HW Helper
P: 1,007
Here's the general solution to the above problem, this solution is due to J. Tannery circa 1886.

[tex]\theta\left( z\right) =\frac{1}{1-z}+ \sum_{n=1}^{\infty} \frac{z^{2^{n}}}{z^{2^{n+1}}-1} = \left\{\begin{array}{cc}1,&\mbox{ if }\left| z\right| <1 \\0, & \mbox{ if } \left| z\right| >1\end{array}\right.[/tex]

For this one, the nth partial sum (including the term outside the series) is given by

[tex]-\frac{1}{{z^{2^{n-1}}-1}}[/tex]

the limits of which are ovbious for the interior and exterior of the unit circle.

Let [tex]F_{1}(z) \mbox{ and } F_{2}(z)[/tex] be defined on the interior and exterior of the circle [tex]\left| z\right| =R[/tex], repectively. Define

[tex]F(z)= \theta\left( \frac{z}{R} \right) F_{1}(z) + \left[ 1 - \theta\left( \frac{z}{R} \right) \right] F_{2}(z)[/tex]

then [tex]F(z)= \left\{\begin{array}{cc} F_{1}(z) ,&\mbox{ if }\left| z\right| <R \\ F_{2}(z) , & \mbox{ if } \left| z\right| >R\end{array}\right.[/tex].


Register to reply

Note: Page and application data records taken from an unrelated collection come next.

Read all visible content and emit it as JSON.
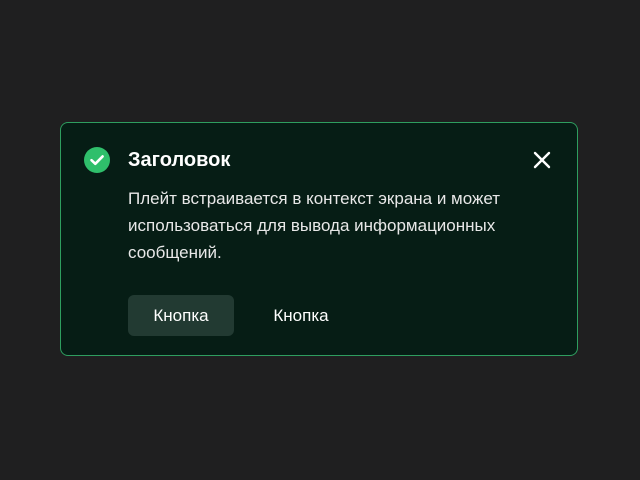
{
  "plate": {
    "status": "success",
    "status_icon": "check-circle-icon",
    "close_icon": "close-icon",
    "title": "Заголовок",
    "text": "Плейт встраивается в контекст экрана и может использоваться для вывода информационных сообщений.",
    "buttons": {
      "primary_label": "Кнопка",
      "secondary_label": "Кнопка"
    }
  },
  "colors": {
    "background": "#1f1f20",
    "plate_background": "#061d15",
    "plate_border": "#2e9e5f",
    "success_icon": "#2fbf6b",
    "primary_button": "#223a32",
    "text": "#ffffff"
  }
}
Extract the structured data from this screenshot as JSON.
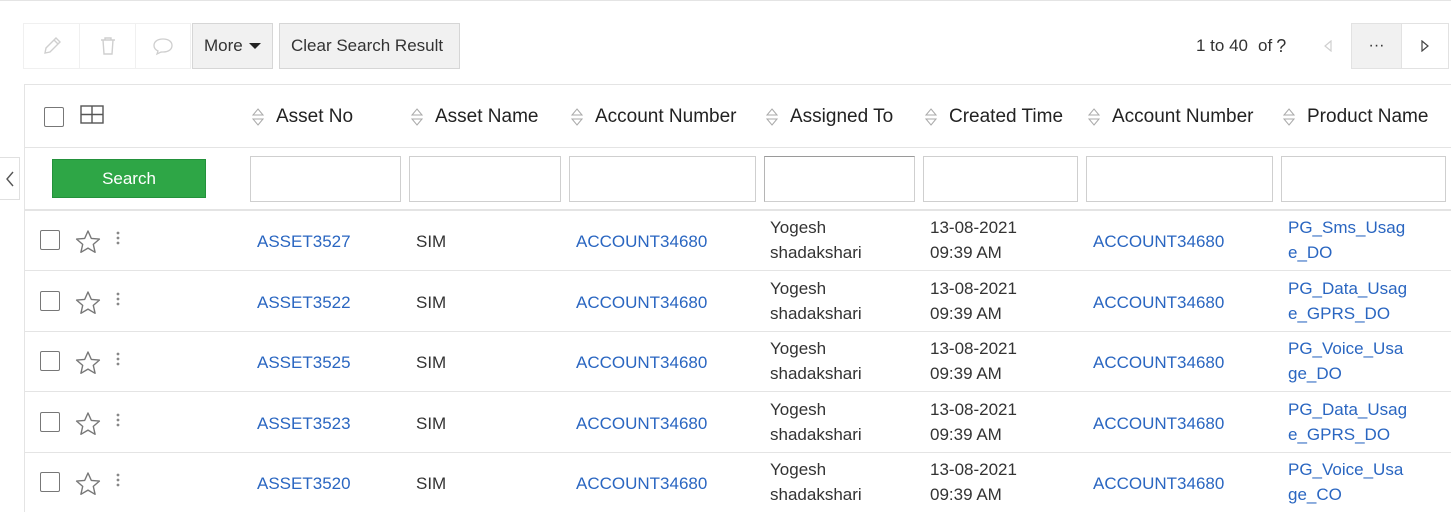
{
  "toolbar": {
    "edit_icon": "pencil-icon",
    "delete_icon": "trash-icon",
    "comment_icon": "comment-icon",
    "more_label": "More",
    "clear_label": "Clear Search Result"
  },
  "pager": {
    "range_text": "1 to 40",
    "of_text": "of",
    "total_text": "?",
    "more_label": "···"
  },
  "table": {
    "search_label": "Search",
    "columns": [
      "Asset No",
      "Asset Name",
      "Account Number",
      "Assigned To",
      "Created Time",
      "Account Number",
      "Product Name"
    ],
    "rows": [
      {
        "asset_no": "ASSET3527",
        "asset_name": "SIM",
        "account_number": "ACCOUNT34680",
        "assigned_to_1": "Yogesh",
        "assigned_to_2": "shadakshari",
        "created_date": "13-08-2021",
        "created_time": "09:39 AM",
        "account_number_2": "ACCOUNT34680",
        "product_1": "PG_Sms_Usag",
        "product_2": "e_DO"
      },
      {
        "asset_no": "ASSET3522",
        "asset_name": "SIM",
        "account_number": "ACCOUNT34680",
        "assigned_to_1": "Yogesh",
        "assigned_to_2": "shadakshari",
        "created_date": "13-08-2021",
        "created_time": "09:39 AM",
        "account_number_2": "ACCOUNT34680",
        "product_1": "PG_Data_Usag",
        "product_2": "e_GPRS_DO"
      },
      {
        "asset_no": "ASSET3525",
        "asset_name": "SIM",
        "account_number": "ACCOUNT34680",
        "assigned_to_1": "Yogesh",
        "assigned_to_2": "shadakshari",
        "created_date": "13-08-2021",
        "created_time": "09:39 AM",
        "account_number_2": "ACCOUNT34680",
        "product_1": "PG_Voice_Usa",
        "product_2": "ge_DO"
      },
      {
        "asset_no": "ASSET3523",
        "asset_name": "SIM",
        "account_number": "ACCOUNT34680",
        "assigned_to_1": "Yogesh",
        "assigned_to_2": "shadakshari",
        "created_date": "13-08-2021",
        "created_time": "09:39 AM",
        "account_number_2": "ACCOUNT34680",
        "product_1": "PG_Data_Usag",
        "product_2": "e_GPRS_DO"
      },
      {
        "asset_no": "ASSET3520",
        "asset_name": "SIM",
        "account_number": "ACCOUNT34680",
        "assigned_to_1": "Yogesh",
        "assigned_to_2": "shadakshari",
        "created_date": "13-08-2021",
        "created_time": "09:39 AM",
        "account_number_2": "ACCOUNT34680",
        "product_1": "PG_Voice_Usa",
        "product_2": "ge_CO"
      }
    ]
  },
  "colors": {
    "link": "#2a66c1",
    "search_button": "#2ea646"
  }
}
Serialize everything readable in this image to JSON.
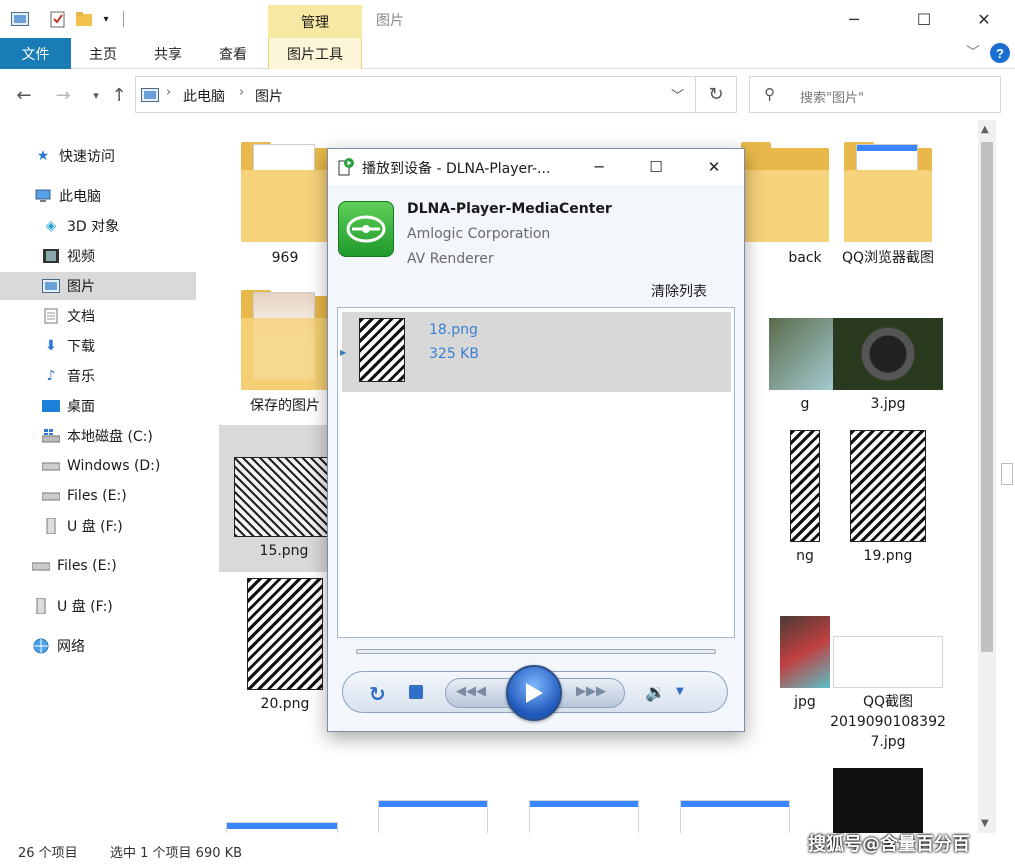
{
  "window": {
    "title": "图片",
    "manage_tab": "管理"
  },
  "ribbon": {
    "tabs": [
      "文件",
      "主页",
      "共享",
      "查看",
      "图片工具"
    ]
  },
  "address": {
    "crumbs": [
      "此电脑",
      "图片"
    ],
    "search_placeholder": "搜索\"图片\""
  },
  "nav": {
    "items": [
      {
        "label": "快速访问",
        "icon": "star-icon"
      },
      {
        "label": "此电脑",
        "icon": "computer-icon"
      },
      {
        "label": "3D 对象",
        "icon": "cube-icon"
      },
      {
        "label": "视频",
        "icon": "video-icon"
      },
      {
        "label": "图片",
        "icon": "pictures-icon",
        "selected": true
      },
      {
        "label": "文档",
        "icon": "document-icon"
      },
      {
        "label": "下载",
        "icon": "download-icon"
      },
      {
        "label": "音乐",
        "icon": "music-icon"
      },
      {
        "label": "桌面",
        "icon": "desktop-icon"
      },
      {
        "label": "本地磁盘 (C:)",
        "icon": "windows-drive-icon"
      },
      {
        "label": "Windows (D:)",
        "icon": "drive-icon"
      },
      {
        "label": "Files (E:)",
        "icon": "drive-icon"
      },
      {
        "label": "U 盘 (F:)",
        "icon": "usb-drive-icon"
      },
      {
        "label": "Files (E:)",
        "icon": "drive-icon"
      },
      {
        "label": "U 盘 (F:)",
        "icon": "usb-drive-icon"
      },
      {
        "label": "网络",
        "icon": "network-icon"
      }
    ]
  },
  "files": [
    {
      "label": "969"
    },
    {
      "label": "back"
    },
    {
      "label": "QQ浏览器截图"
    },
    {
      "label": "保存的图片"
    },
    {
      "label": "g"
    },
    {
      "label": "3.jpg"
    },
    {
      "label": "15.png"
    },
    {
      "label": "ng"
    },
    {
      "label": "19.png"
    },
    {
      "label": "20.png"
    },
    {
      "label": "jpg"
    },
    {
      "label": "QQ截图\n2019090108392\n7.jpg"
    }
  ],
  "status": {
    "count": "26 个项目",
    "selection": "选中 1 个项目  690 KB"
  },
  "watermark": "搜狐号@含量百分百",
  "dialog": {
    "title": "播放到设备 - DLNA-Player-...",
    "device_name": "DLNA-Player-MediaCenter",
    "manufacturer": "Amlogic Corporation",
    "device_type": "AV Renderer",
    "clear_list": "清除列表",
    "playlist": [
      {
        "name": "18.png",
        "size": "325 KB"
      }
    ]
  },
  "colors": {
    "file_tab": "#1a7cb5",
    "manage_tab": "#f7e9a3",
    "selection": "#d9d9d9",
    "accent_link": "#3a7fd0"
  }
}
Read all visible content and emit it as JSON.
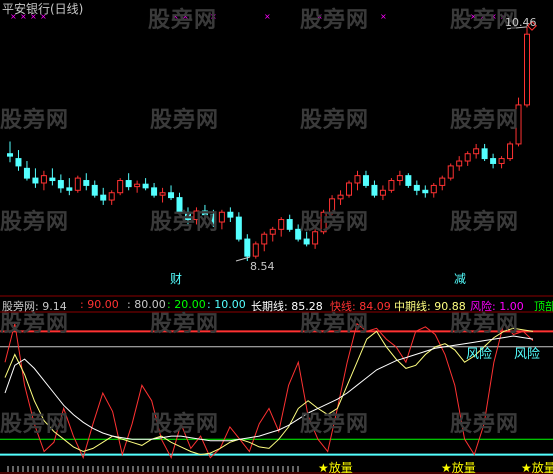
{
  "header": {
    "title": "平安银行(日线)"
  },
  "watermark": "股旁网",
  "price_labels": {
    "high": "10.46",
    "low": "8.54"
  },
  "markers": {
    "cai": "财",
    "jian": "减"
  },
  "indicator_bar": {
    "name": "股旁网",
    "value": ": 9.14",
    "lvl90": ": 90.00",
    "lvl80": ": 80.00",
    "lvl20": ": 20.00",
    "lvl10": ": 10.00",
    "long_label": "长期线",
    "long_value": ": 85.28",
    "fast_label": "快线",
    "fast_value": ": 84.09",
    "mid_label": "中期线",
    "mid_value": ": 90.88",
    "risk_label": "风险",
    "risk_value": ": 1.00",
    "top_label": "顶部"
  },
  "risk_labels": [
    "风险",
    "风险"
  ],
  "signal_labels": [
    "放量",
    "放量",
    "放量"
  ],
  "colors": {
    "up": "#ff3232",
    "down": "#54ffff",
    "yellow": "#ffff00",
    "magenta": "#ff00ff",
    "green": "#00ff00"
  },
  "chart_data": {
    "type": "candlestick",
    "ohlc": [
      [
        9.42,
        9.52,
        9.35,
        9.4
      ],
      [
        9.38,
        9.45,
        9.28,
        9.32
      ],
      [
        9.3,
        9.36,
        9.2,
        9.22
      ],
      [
        9.22,
        9.3,
        9.14,
        9.18
      ],
      [
        9.18,
        9.28,
        9.12,
        9.24
      ],
      [
        9.22,
        9.3,
        9.16,
        9.2
      ],
      [
        9.2,
        9.25,
        9.1,
        9.14
      ],
      [
        9.14,
        9.22,
        9.08,
        9.12
      ],
      [
        9.12,
        9.24,
        9.1,
        9.22
      ],
      [
        9.2,
        9.26,
        9.12,
        9.16
      ],
      [
        9.16,
        9.2,
        9.06,
        9.08
      ],
      [
        9.08,
        9.14,
        9.0,
        9.04
      ],
      [
        9.04,
        9.12,
        9.0,
        9.1
      ],
      [
        9.1,
        9.22,
        9.08,
        9.2
      ],
      [
        9.2,
        9.26,
        9.12,
        9.15
      ],
      [
        9.15,
        9.2,
        9.1,
        9.17
      ],
      [
        9.17,
        9.22,
        9.12,
        9.14
      ],
      [
        9.14,
        9.18,
        9.06,
        9.08
      ],
      [
        9.08,
        9.14,
        9.02,
        9.1
      ],
      [
        9.1,
        9.16,
        9.04,
        9.06
      ],
      [
        9.06,
        9.1,
        8.92,
        8.94
      ],
      [
        8.94,
        8.98,
        8.84,
        8.88
      ],
      [
        8.88,
        8.98,
        8.84,
        8.95
      ],
      [
        8.95,
        9.0,
        8.88,
        8.92
      ],
      [
        8.92,
        8.96,
        8.82,
        8.86
      ],
      [
        8.86,
        8.96,
        8.8,
        8.94
      ],
      [
        8.94,
        8.98,
        8.86,
        8.9
      ],
      [
        8.9,
        8.94,
        8.7,
        8.72
      ],
      [
        8.72,
        8.76,
        8.54,
        8.58
      ],
      [
        8.58,
        8.7,
        8.56,
        8.68
      ],
      [
        8.68,
        8.78,
        8.62,
        8.76
      ],
      [
        8.76,
        8.82,
        8.7,
        8.8
      ],
      [
        8.8,
        8.9,
        8.74,
        8.88
      ],
      [
        8.88,
        8.92,
        8.78,
        8.8
      ],
      [
        8.8,
        8.84,
        8.7,
        8.72
      ],
      [
        8.72,
        8.78,
        8.66,
        8.68
      ],
      [
        8.68,
        8.8,
        8.64,
        8.78
      ],
      [
        8.78,
        8.96,
        8.76,
        8.94
      ],
      [
        8.94,
        9.08,
        8.92,
        9.05
      ],
      [
        9.05,
        9.12,
        9.0,
        9.08
      ],
      [
        9.08,
        9.2,
        9.06,
        9.18
      ],
      [
        9.18,
        9.28,
        9.12,
        9.24
      ],
      [
        9.24,
        9.28,
        9.14,
        9.16
      ],
      [
        9.16,
        9.2,
        9.06,
        9.08
      ],
      [
        9.08,
        9.16,
        9.04,
        9.12
      ],
      [
        9.12,
        9.22,
        9.1,
        9.2
      ],
      [
        9.2,
        9.28,
        9.16,
        9.24
      ],
      [
        9.24,
        9.26,
        9.14,
        9.16
      ],
      [
        9.16,
        9.2,
        9.08,
        9.12
      ],
      [
        9.12,
        9.16,
        9.06,
        9.1
      ],
      [
        9.1,
        9.18,
        9.06,
        9.16
      ],
      [
        9.16,
        9.24,
        9.12,
        9.22
      ],
      [
        9.22,
        9.34,
        9.2,
        9.32
      ],
      [
        9.32,
        9.4,
        9.28,
        9.36
      ],
      [
        9.36,
        9.44,
        9.32,
        9.42
      ],
      [
        9.42,
        9.5,
        9.38,
        9.46
      ],
      [
        9.46,
        9.5,
        9.36,
        9.38
      ],
      [
        9.38,
        9.42,
        9.3,
        9.34
      ],
      [
        9.34,
        9.4,
        9.3,
        9.38
      ],
      [
        9.38,
        9.52,
        9.36,
        9.5
      ],
      [
        9.5,
        9.88,
        9.48,
        9.82
      ],
      [
        9.82,
        10.46,
        9.8,
        10.4
      ]
    ],
    "ylim": [
      8.45,
      10.5
    ]
  }
}
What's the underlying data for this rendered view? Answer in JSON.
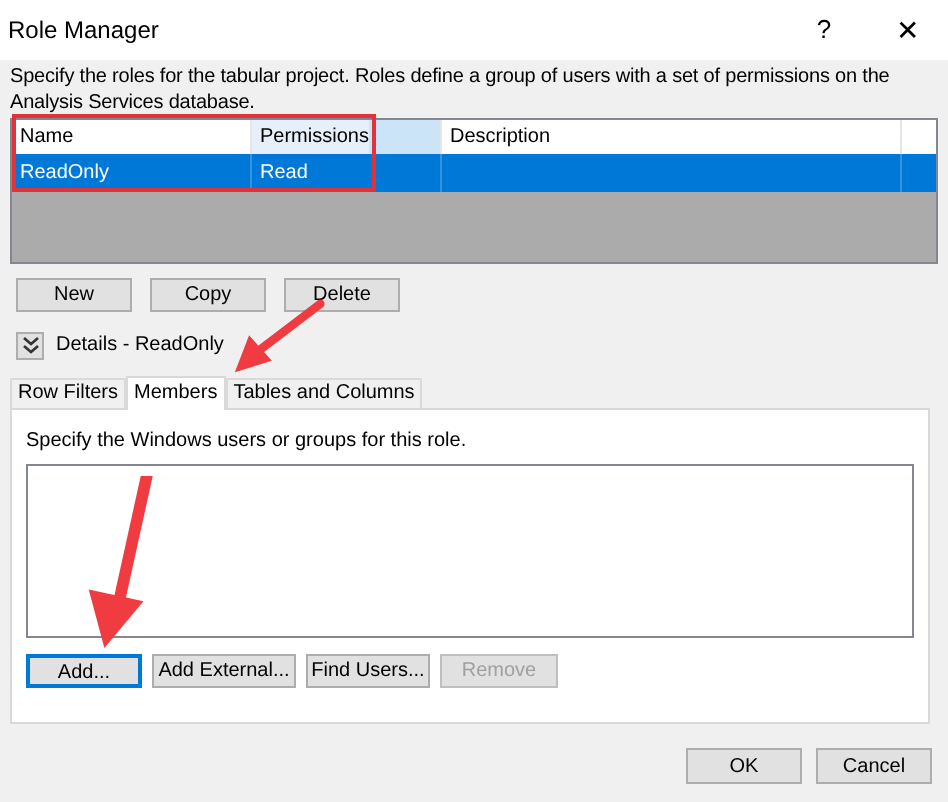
{
  "window": {
    "title": "Role Manager",
    "help": "?",
    "close": "✕"
  },
  "intro": "Specify the roles for the tabular project. Roles define a group of users with a set of permissions on the Analysis Services database.",
  "table": {
    "columns": [
      "Name",
      "Permissions",
      "Description"
    ],
    "rows": [
      {
        "cells": [
          "ReadOnly",
          "Read",
          ""
        ],
        "selected": true
      }
    ]
  },
  "role_buttons": [
    {
      "label": "New",
      "disabled": false
    },
    {
      "label": "Copy",
      "disabled": false
    },
    {
      "label": "Delete",
      "disabled": false
    }
  ],
  "details": {
    "label": "Details - ReadOnly",
    "expanded": true
  },
  "tabs": [
    {
      "label": "Row Filters",
      "selected": false
    },
    {
      "label": "Members",
      "selected": true
    },
    {
      "label": "Tables and Columns",
      "selected": false
    }
  ],
  "members": {
    "hint": "Specify the Windows users or groups for this role.",
    "buttons": [
      {
        "label": "Add...",
        "disabled": false,
        "focused": true
      },
      {
        "label": "Add External...",
        "disabled": false,
        "focused": false
      },
      {
        "label": "Find Users...",
        "disabled": false,
        "focused": false
      },
      {
        "label": "Remove",
        "disabled": true,
        "focused": false
      }
    ]
  },
  "footer_buttons": [
    "OK",
    "Cancel"
  ]
}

Related Discussions
Some sums, don't sum up :) Precalculus Mathematics Homework 7
Sums Calculus & Beyond Homework 2
sums Calculus & Beyond Homework 3
need some help with sums!! Calculus 0
PE and KE sums Introductory Physics Homework 2